The coronavirus pandemic has caused chaos worldwide, resulting in multiple nationwide lock-downs.
Metro reports that the virus has also shown itself capable of spreading to pets, with a third animal, a cat belonging to a Belgian owner, being diagnosed with Covid-19.
With the outbreak showing no signs of slowing throughout much of the world, here’s what we know about whether you could potentially catch coronavirus from your pet.
Can you catch coronavirus from your pet? Gail Golab, the American Veterinary Medical Association’s chief veterinary officer, is quoted in the Washington Post as saying: ‘We’re not overly concerned about people contracting Covid-19 through contact with dogs and cats.’

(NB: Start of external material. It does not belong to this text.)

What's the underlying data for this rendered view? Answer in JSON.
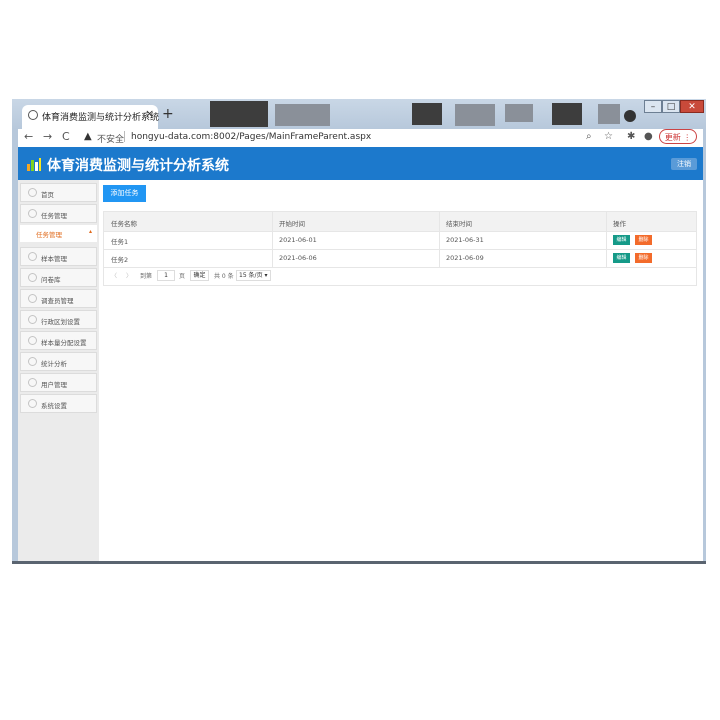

While the NHS recommends that you wash your hands after touching animals, Golab also pointed out that ‘the virus survives best on smooth surfaces, such as counter tops and doorknobs,’ adding: ‘Porous materials, such as pet fur, tend to absorb and trap pathogens, making it harder to contract them through touch.’
Belgium’s National Council for Animal Protection has stressed that there is ‘no reason to abandon your animal’ over coronavirus fears. While we should ‘respect the usual rules of hygiene’ before and after stroking pets, the council stressed that this latest example of cross-species contamination saw the virus spread from person-to-cat, not from cat-to-person.
A statement from them read: ‘Let’s not go back to a dark medieval period when ignorant people hunt and kill cats for fear that they will pass on the plague. ‘We have said it from the beginning of the crisis and we will go on to the end: there is no reason to abandon your animal. It is just necessary, for sick people, to respect the usual hygiene rules so as not to take any risks to your entourage and animals.’
Medical Detection Dogs, a charity based outside Milton Keynes, have said they believe that our four-legged friends can actually help in the fight against the virus by being trained to smell the virus.
The charity said: ‘Dogs searching for Covid-19 would be trained in the same way as those dogs the charity has already trained to detect diseases like cancer, Parkinson’s and bacterial infections – by sniffing samples in the charity’s training room and indicating when they have found it. They are also able to detect subtle changes in temperature of the skin, so could potentially tell if someone has a fever.’
(Story source: Metro)